**WORK TO COMPLETE**
Would you reproduce the data below exactly, please, leaving out its images?

======

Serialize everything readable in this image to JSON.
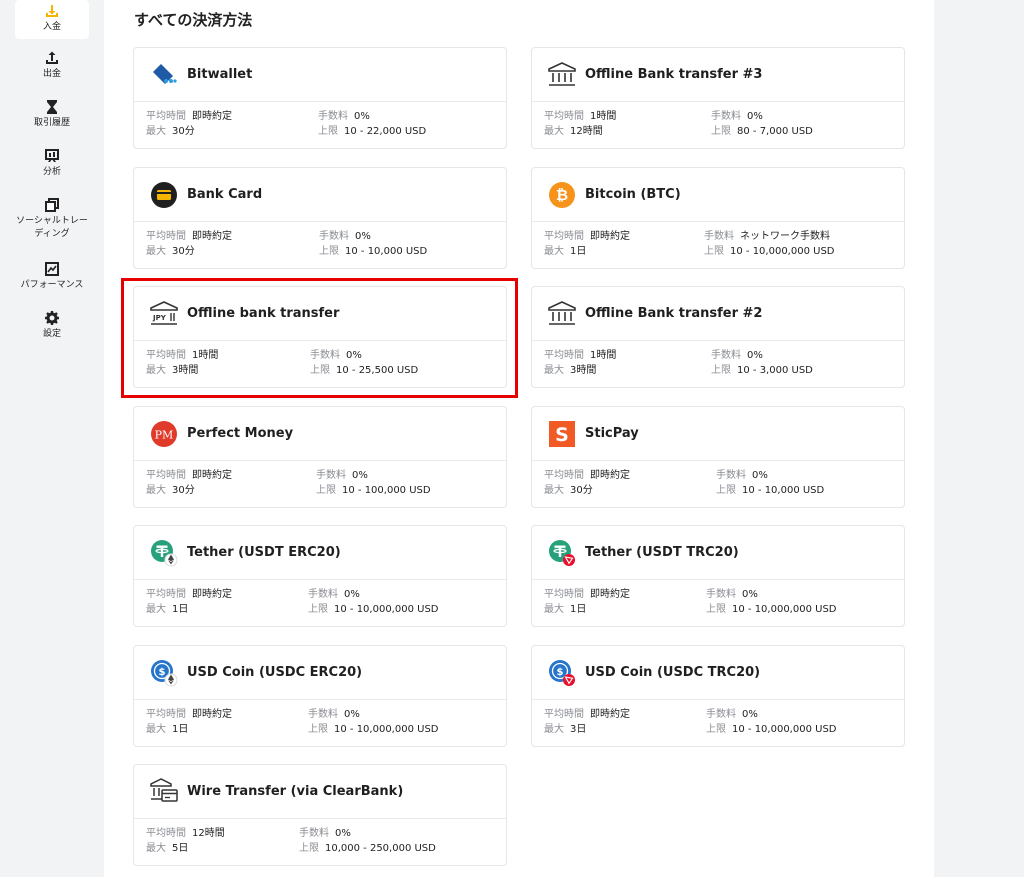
{
  "sidebar": {
    "items": [
      {
        "label": "入金",
        "icon": "download-icon",
        "active": true
      },
      {
        "label": "出金",
        "icon": "upload-icon"
      },
      {
        "label": "取引履歴",
        "icon": "hourglass-icon"
      },
      {
        "label": "分析",
        "icon": "chart-board-icon"
      },
      {
        "label": "ソーシャルトレーディング",
        "icon": "copy-icon"
      },
      {
        "label": "パフォーマンス",
        "icon": "performance-chart-icon"
      },
      {
        "label": "設定",
        "icon": "gear-icon"
      }
    ]
  },
  "section_title": "すべての決済方法",
  "labels": {
    "avg_time": "平均時間",
    "max": "最大",
    "fee": "手数料",
    "limit": "上限"
  },
  "methods": [
    {
      "name": "Bitwallet",
      "icon": "bitwallet-icon",
      "avg": "即時約定",
      "max": "30分",
      "fee": "0%",
      "limit": "10 - 22,000 USD"
    },
    {
      "name": "Offline Bank transfer #3",
      "icon": "bank-icon",
      "avg": "1時間",
      "max": "12時間",
      "fee": "0%",
      "limit": "80 - 7,000 USD"
    },
    {
      "name": "Bank Card",
      "icon": "bank-card-icon",
      "avg": "即時約定",
      "max": "30分",
      "fee": "0%",
      "limit": "10 - 10,000 USD"
    },
    {
      "name": "Bitcoin (BTC)",
      "icon": "bitcoin-icon",
      "avg": "即時約定",
      "max": "1日",
      "fee": "ネットワーク手数料",
      "limit": "10 - 10,000,000 USD"
    },
    {
      "name": "Offline bank transfer",
      "icon": "jpy-bank-icon",
      "avg": "1時間",
      "max": "3時間",
      "fee": "0%",
      "limit": "10 - 25,500 USD",
      "jpy_text": "JPY"
    },
    {
      "name": "Offline Bank transfer #2",
      "icon": "bank-icon",
      "avg": "1時間",
      "max": "3時間",
      "fee": "0%",
      "limit": "10 - 3,000 USD"
    },
    {
      "name": "Perfect Money",
      "icon": "perfect-money-icon",
      "avg": "即時約定",
      "max": "30分",
      "fee": "0%",
      "limit": "10 - 100,000 USD",
      "pm_text": "PM"
    },
    {
      "name": "SticPay",
      "icon": "sticpay-icon",
      "avg": "即時約定",
      "max": "30分",
      "fee": "0%",
      "limit": "10 - 10,000 USD",
      "s_text": "S"
    },
    {
      "name": "Tether (USDT ERC20)",
      "icon": "tether-erc20-icon",
      "avg": "即時約定",
      "max": "1日",
      "fee": "0%",
      "limit": "10 - 10,000,000 USD"
    },
    {
      "name": "Tether (USDT TRC20)",
      "icon": "tether-trc20-icon",
      "avg": "即時約定",
      "max": "1日",
      "fee": "0%",
      "limit": "10 - 10,000,000 USD"
    },
    {
      "name": "USD Coin (USDC ERC20)",
      "icon": "usdc-erc20-icon",
      "avg": "即時約定",
      "max": "1日",
      "fee": "0%",
      "limit": "10 - 10,000,000 USD"
    },
    {
      "name": "USD Coin (USDC TRC20)",
      "icon": "usdc-trc20-icon",
      "avg": "即時約定",
      "max": "3日",
      "fee": "0%",
      "limit": "10 - 10,000,000 USD"
    },
    {
      "name": "Wire Transfer (via ClearBank)",
      "icon": "wire-transfer-icon",
      "avg": "12時間",
      "max": "5日",
      "fee": "0%",
      "limit": "10,000 - 250,000 USD"
    }
  ],
  "colors": {
    "accent": "#f5b400",
    "highlight": "#e60000",
    "tether": "#26a17b",
    "usdc": "#2775ca",
    "bitcoin": "#f7931a",
    "perfect_money": "#e03a2a",
    "sticpay": "#f15a24",
    "bitwallet": "#1f5aa6"
  }
}
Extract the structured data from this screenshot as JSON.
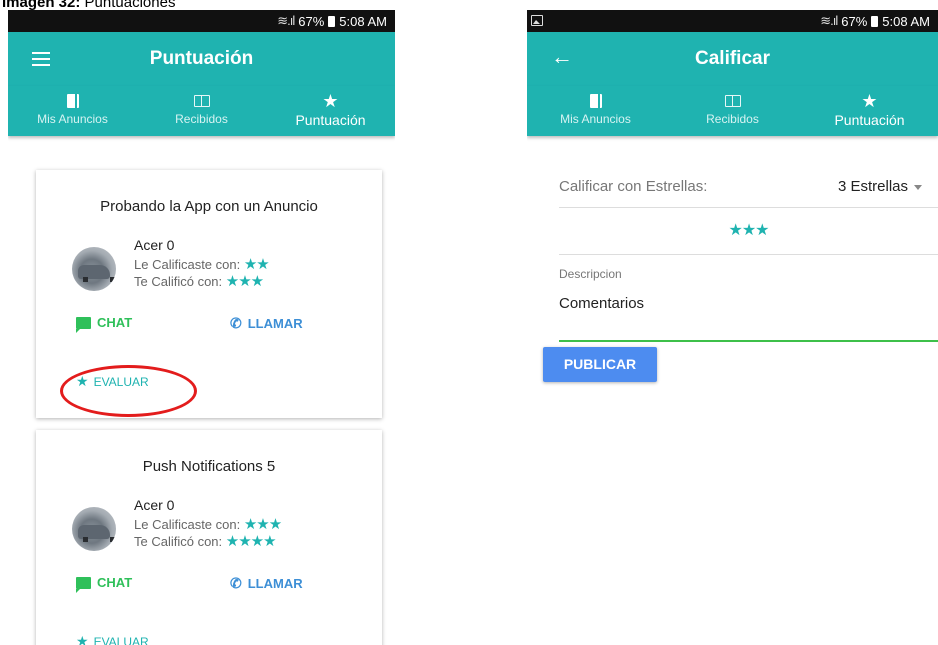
{
  "caption": {
    "label": "Imagen 32:",
    "text": "Puntuaciones"
  },
  "left": {
    "status": {
      "signal": "☰…━━",
      "battery": "67%",
      "time": "5:08 AM"
    },
    "title": "Puntuación",
    "tabs": [
      {
        "label": "Mis Anuncios",
        "icon": "book-icon"
      },
      {
        "label": "Recibidos",
        "icon": "open-book-icon"
      },
      {
        "label": "Puntuación",
        "icon": "star-icon",
        "active": true
      }
    ],
    "cards": [
      {
        "title": "Probando la App con un Anuncio",
        "user": "Acer 0",
        "given_label": "Le Calificaste con:",
        "given_stars": "★★",
        "received_label": "Te Calificó con:",
        "received_stars": "★★★",
        "chat_label": "CHAT",
        "call_label": "LLAMAR",
        "eval_label": "EVALUAR"
      },
      {
        "title": "Push Notifications 5",
        "user": "Acer 0",
        "given_label": "Le Calificaste con:",
        "given_stars": "★★★",
        "received_label": "Te Calificó con:",
        "received_stars": "★★★★",
        "chat_label": "CHAT",
        "call_label": "LLAMAR",
        "eval_label": "EVALUAR"
      }
    ]
  },
  "right": {
    "status": {
      "battery": "67%",
      "time": "5:08 AM"
    },
    "title": "Calificar",
    "tabs": [
      {
        "label": "Mis Anuncios",
        "icon": "book-icon"
      },
      {
        "label": "Recibidos",
        "icon": "open-book-icon"
      },
      {
        "label": "Puntuación",
        "icon": "star-icon",
        "active": true
      }
    ],
    "rate_label": "Calificar con Estrellas:",
    "rate_value": "3 Estrellas",
    "stars": "★★★",
    "desc_label": "Descripcion",
    "desc_value": "Comentarios",
    "publish_label": "PUBLICAR"
  },
  "colors": {
    "primary": "#1fb3b0",
    "chat": "#2fc05a",
    "call": "#3d8fd6",
    "publish": "#4d8cf0",
    "highlight": "#e31c1c"
  }
}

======

**SOLVED PROBLEM**
Serialize everything readable in this image to JSON.
{
  "sidebar": {
    "items": [
      {
        "label": "入金",
        "icon": "download-icon",
        "active": true
      },
      {
        "label": "出金",
        "icon": "upload-icon"
      },
      {
        "label": "取引履歴",
        "icon": "hourglass-icon"
      },
      {
        "label": "分析",
        "icon": "chart-board-icon"
      },
      {
        "label": "ソーシャルトレーディング",
        "icon": "copy-icon"
      },
      {
        "label": "パフォーマンス",
        "icon": "performance-chart-icon"
      },
      {
        "label": "設定",
        "icon": "gear-icon"
      }
    ]
  },
  "section_title": "すべての決済方法",
  "labels": {
    "avg_time": "平均時間",
    "max": "最大",
    "fee": "手数料",
    "limit": "上限"
  },
  "methods": [
    {
      "name": "Bitwallet",
      "icon": "bitwallet-icon",
      "avg": "即時約定",
      "max": "30分",
      "fee": "0%",
      "limit": "10 - 22,000 USD"
    },
    {
      "name": "Offline Bank transfer #3",
      "icon": "bank-icon",
      "avg": "1時間",
      "max": "12時間",
      "fee": "0%",
      "limit": "80 - 7,000 USD"
    },
    {
      "name": "Bank Card",
      "icon": "bank-card-icon",
      "avg": "即時約定",
      "max": "30分",
      "fee": "0%",
      "limit": "10 - 10,000 USD"
    },
    {
      "name": "Bitcoin (BTC)",
      "icon": "bitcoin-icon",
      "avg": "即時約定",
      "max": "1日",
      "fee": "ネットワーク手数料",
      "limit": "10 - 10,000,000 USD"
    },
    {
      "name": "Offline bank transfer",
      "icon": "jpy-bank-icon",
      "avg": "1時間",
      "max": "3時間",
      "fee": "0%",
      "limit": "10 - 25,500 USD",
      "jpy_text": "JPY"
    },
    {
      "name": "Offline Bank transfer #2",
      "icon": "bank-icon",
      "avg": "1時間",
      "max": "3時間",
      "fee": "0%",
      "limit": "10 - 3,000 USD"
    },
    {
      "name": "Perfect Money",
      "icon": "perfect-money-icon",
      "avg": "即時約定",
      "max": "30分",
      "fee": "0%",
      "limit": "10 - 100,000 USD",
      "pm_text": "PM"
    },
    {
      "name": "SticPay",
      "icon": "sticpay-icon",
      "avg": "即時約定",
      "max": "30分",
      "fee": "0%",
      "limit": "10 - 10,000 USD",
      "s_text": "S"
    },
    {
      "name": "Tether (USDT ERC20)",
      "icon": "tether-erc20-icon",
      "avg": "即時約定",
      "max": "1日",
      "fee": "0%",
      "limit": "10 - 10,000,000 USD"
    },
    {
      "name": "Tether (USDT TRC20)",
      "icon": "tether-trc20-icon",
      "avg": "即時約定",
      "max": "1日",
      "fee": "0%",
      "limit": "10 - 10,000,000 USD"
    },
    {
      "name": "USD Coin (USDC ERC20)",
      "icon": "usdc-erc20-icon",
      "avg": "即時約定",
      "max": "1日",
      "fee": "0%",
      "limit": "10 - 10,000,000 USD"
    },
    {
      "name": "USD Coin (USDC TRC20)",
      "icon": "usdc-trc20-icon",
      "avg": "即時約定",
      "max": "3日",
      "fee": "0%",
      "limit": "10 - 10,000,000 USD"
    },
    {
      "name": "Wire Transfer (via ClearBank)",
      "icon": "wire-transfer-icon",
      "avg": "12時間",
      "max": "5日",
      "fee": "0%",
      "limit": "10,000 - 250,000 USD"
    }
  ],
  "colors": {
    "accent": "#f5b400",
    "highlight": "#e60000",
    "tether": "#26a17b",
    "usdc": "#2775ca",
    "bitcoin": "#f7931a",
    "perfect_money": "#e03a2a",
    "sticpay": "#f15a24",
    "bitwallet": "#1f5aa6"
  }
}
Extract the structured data from this screenshot as JSON.
{
  "caption": {
    "label": "Imagen 32:",
    "text": "Puntuaciones"
  },
  "left": {
    "status": {
      "signal": "☰…━━",
      "battery": "67%",
      "time": "5:08 AM"
    },
    "title": "Puntuación",
    "tabs": [
      {
        "label": "Mis Anuncios",
        "icon": "book-icon"
      },
      {
        "label": "Recibidos",
        "icon": "open-book-icon"
      },
      {
        "label": "Puntuación",
        "icon": "star-icon",
        "active": true
      }
    ],
    "cards": [
      {
        "title": "Probando la App con un Anuncio",
        "user": "Acer 0",
        "given_label": "Le Calificaste con:",
        "given_stars": "★★",
        "received_label": "Te Calificó con:",
        "received_stars": "★★★",
        "chat_label": "CHAT",
        "call_label": "LLAMAR",
        "eval_label": "EVALUAR"
      },
      {
        "title": "Push Notifications 5",
        "user": "Acer 0",
        "given_label": "Le Calificaste con:",
        "given_stars": "★★★",
        "received_label": "Te Calificó con:",
        "received_stars": "★★★★",
        "chat_label": "CHAT",
        "call_label": "LLAMAR",
        "eval_label": "EVALUAR"
      }
    ]
  },
  "right": {
    "status": {
      "battery": "67%",
      "time": "5:08 AM"
    },
    "title": "Calificar",
    "tabs": [
      {
        "label": "Mis Anuncios",
        "icon": "book-icon"
      },
      {
        "label": "Recibidos",
        "icon": "open-book-icon"
      },
      {
        "label": "Puntuación",
        "icon": "star-icon",
        "active": true
      }
    ],
    "rate_label": "Calificar con Estrellas:",
    "rate_value": "3 Estrellas",
    "stars": "★★★",
    "desc_label": "Descripcion",
    "desc_value": "Comentarios",
    "publish_label": "PUBLICAR"
  },
  "colors": {
    "primary": "#1fb3b0",
    "chat": "#2fc05a",
    "call": "#3d8fd6",
    "publish": "#4d8cf0",
    "highlight": "#e31c1c"
  }
}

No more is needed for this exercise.